Property management company forced to pay $1.5 million for wrongfully evicting servicemembers
By NIKKI WENTLING | STARS AND STRIPES Published: March 18, 2019
WASHINGTON — A property management company in Virginia must pay nearly $1.5 million to 127 servicemembers who were wrongfully evicted, the Justice Department announced Monday.
The Justice Department discovered PRG Real Estate Management had evicted tenants from 2006 to 2017 without disclosing to state courts that they were active-duty servicemembers, a violation of the Servicemembers Civil Relief Act. The federal law protects servicemembers from getting evicted while on active duty and allows them to break rental contracts when they deploy or are relocated.
Under a settlement reached with the Justice Department, the property management company must also pay $35,000 to 10 servicemembers who were charged termination fees for breaking their leases early after they were given military orders. An additional $62,000 will go to the federal government as a civil penalty, bringing the total to about $1.6 million.
The settlement is the largest that a property management company has had to pay for breaking the Servicemembers Civil Relief Act, the Justice Department said.
“The incredible sacrifices our servicemembers make when they deploy and move frequently should never create financial or legal hardships for them,” G. Zachary Terwilliger, U.S. Attorney for the Eastern District of Virginia, said in a statement. “This settlement helps ensure that these men and women are honored for, not disadvantaged by, their military service, and that servicemembers’ rights are protected going forward.”
The servicemembers were tenants at Linkhorn Bay Apartments and The Courtyards of Chanticleer in Virginia Beach, the Hilton Village Townhomes and Heritage Trace Apartments in Newport News and Hyde Park Apartments and Ashton Creek Apartments in Chester.
PRG Real Estate Management issued a statement Tuesday that the company has cooperated since January 2017 with the Department of Justice’s investigation.
“While PRG was surprised by the investigation and accusations made by the DOJ, it committed to be open, frank and diligent in responding to the Justice Department’s request for information,” the statement reads. “Over a two-year period, PRG produced thousands of pages of data to satisfy the Department of Justice that PRG was not engaged in the systematic exploitation of servicemembers.
"The investigation spanned a nine-year period of nine communities containing 2,800 units with approximately 50,000 residents. At the conclusion of the investigation a total of 137 servicemembers were identified as having eviction or collection action taken against them for non-payment of rent without strict adherence to the SCRA. PRG identified a specific issue with its training policies as the root cause of the issue and corrected it long before the investigation was completed. PRG has enjoyed a good working relationship with the DOJ to get this issue resolved and is committed to rectifying these circumstances.”

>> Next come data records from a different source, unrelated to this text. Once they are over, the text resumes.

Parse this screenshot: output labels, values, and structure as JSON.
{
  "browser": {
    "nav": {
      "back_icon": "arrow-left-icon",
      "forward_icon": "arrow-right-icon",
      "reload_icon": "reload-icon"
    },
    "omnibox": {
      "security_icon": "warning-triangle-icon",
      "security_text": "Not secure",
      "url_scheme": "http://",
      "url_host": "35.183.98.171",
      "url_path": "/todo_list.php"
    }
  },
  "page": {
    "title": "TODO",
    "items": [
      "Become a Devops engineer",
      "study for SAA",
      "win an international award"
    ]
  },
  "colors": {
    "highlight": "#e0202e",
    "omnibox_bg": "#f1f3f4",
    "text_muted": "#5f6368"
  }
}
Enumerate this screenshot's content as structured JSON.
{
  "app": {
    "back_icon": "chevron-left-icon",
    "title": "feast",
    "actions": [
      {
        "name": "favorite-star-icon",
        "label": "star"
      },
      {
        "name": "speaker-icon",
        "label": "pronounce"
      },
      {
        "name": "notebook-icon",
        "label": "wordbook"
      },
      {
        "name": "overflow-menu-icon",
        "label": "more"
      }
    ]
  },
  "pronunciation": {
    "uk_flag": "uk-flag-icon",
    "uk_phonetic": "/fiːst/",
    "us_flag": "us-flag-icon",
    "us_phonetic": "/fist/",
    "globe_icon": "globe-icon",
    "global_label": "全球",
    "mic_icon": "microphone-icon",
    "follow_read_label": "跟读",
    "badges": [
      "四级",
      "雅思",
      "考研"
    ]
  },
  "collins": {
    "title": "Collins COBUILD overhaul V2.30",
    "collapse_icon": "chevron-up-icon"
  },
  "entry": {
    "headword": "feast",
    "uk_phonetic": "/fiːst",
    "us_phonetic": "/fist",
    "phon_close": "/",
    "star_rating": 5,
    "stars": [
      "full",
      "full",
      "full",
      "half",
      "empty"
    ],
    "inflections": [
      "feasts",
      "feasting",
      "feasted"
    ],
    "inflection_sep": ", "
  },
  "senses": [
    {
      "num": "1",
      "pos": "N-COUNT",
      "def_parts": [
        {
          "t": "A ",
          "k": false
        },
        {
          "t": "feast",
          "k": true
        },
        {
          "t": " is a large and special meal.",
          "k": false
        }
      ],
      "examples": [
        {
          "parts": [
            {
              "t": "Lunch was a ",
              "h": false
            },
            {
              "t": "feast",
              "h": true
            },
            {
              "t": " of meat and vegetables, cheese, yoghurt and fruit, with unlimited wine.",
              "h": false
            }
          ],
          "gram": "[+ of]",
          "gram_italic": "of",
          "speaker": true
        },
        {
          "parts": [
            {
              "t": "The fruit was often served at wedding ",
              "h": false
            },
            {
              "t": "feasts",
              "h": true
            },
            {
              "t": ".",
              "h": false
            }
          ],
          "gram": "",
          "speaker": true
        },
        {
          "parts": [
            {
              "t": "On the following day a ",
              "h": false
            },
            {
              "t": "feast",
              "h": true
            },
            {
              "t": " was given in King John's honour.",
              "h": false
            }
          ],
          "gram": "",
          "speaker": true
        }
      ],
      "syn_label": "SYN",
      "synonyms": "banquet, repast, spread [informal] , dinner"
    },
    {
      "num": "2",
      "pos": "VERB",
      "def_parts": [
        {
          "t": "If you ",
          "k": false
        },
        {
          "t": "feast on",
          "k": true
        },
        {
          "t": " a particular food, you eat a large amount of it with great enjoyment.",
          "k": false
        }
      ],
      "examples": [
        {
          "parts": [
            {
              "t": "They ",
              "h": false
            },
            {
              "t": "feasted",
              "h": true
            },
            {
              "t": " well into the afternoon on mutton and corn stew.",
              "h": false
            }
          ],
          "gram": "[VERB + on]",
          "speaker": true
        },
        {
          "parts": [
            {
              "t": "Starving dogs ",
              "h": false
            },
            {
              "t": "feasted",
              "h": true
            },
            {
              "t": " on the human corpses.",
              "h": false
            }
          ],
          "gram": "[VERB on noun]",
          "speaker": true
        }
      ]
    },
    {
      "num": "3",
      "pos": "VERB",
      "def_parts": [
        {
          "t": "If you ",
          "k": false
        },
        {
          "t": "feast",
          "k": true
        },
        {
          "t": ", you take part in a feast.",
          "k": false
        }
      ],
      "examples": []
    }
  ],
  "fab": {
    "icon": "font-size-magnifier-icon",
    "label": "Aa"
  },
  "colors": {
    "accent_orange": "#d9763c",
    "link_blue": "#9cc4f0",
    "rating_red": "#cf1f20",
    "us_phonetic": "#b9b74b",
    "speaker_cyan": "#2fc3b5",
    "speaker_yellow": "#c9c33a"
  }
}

An independent administrator will be tasked with locating the servicemembers who are eligible to receive portions of the settlement.
The Justice Department said that since 2011, it’s obtained more than $470 million for about 119,000 servicemembers through the Servicemembers Civil Relief Act. In 2016, then-Attorney General Loretta Lynch added more resources to investigate and prosecute such cases.
“This substantial settlement clearly sends the message that the Department of Justice is committed to the vigorous enforcement of federal laws that protect servicemembers,” Assistant Attorney General Eric Dreiband said in a statement. “When landlords violate the SCRA, it causes disruption in the lives of servicemembers and their families.”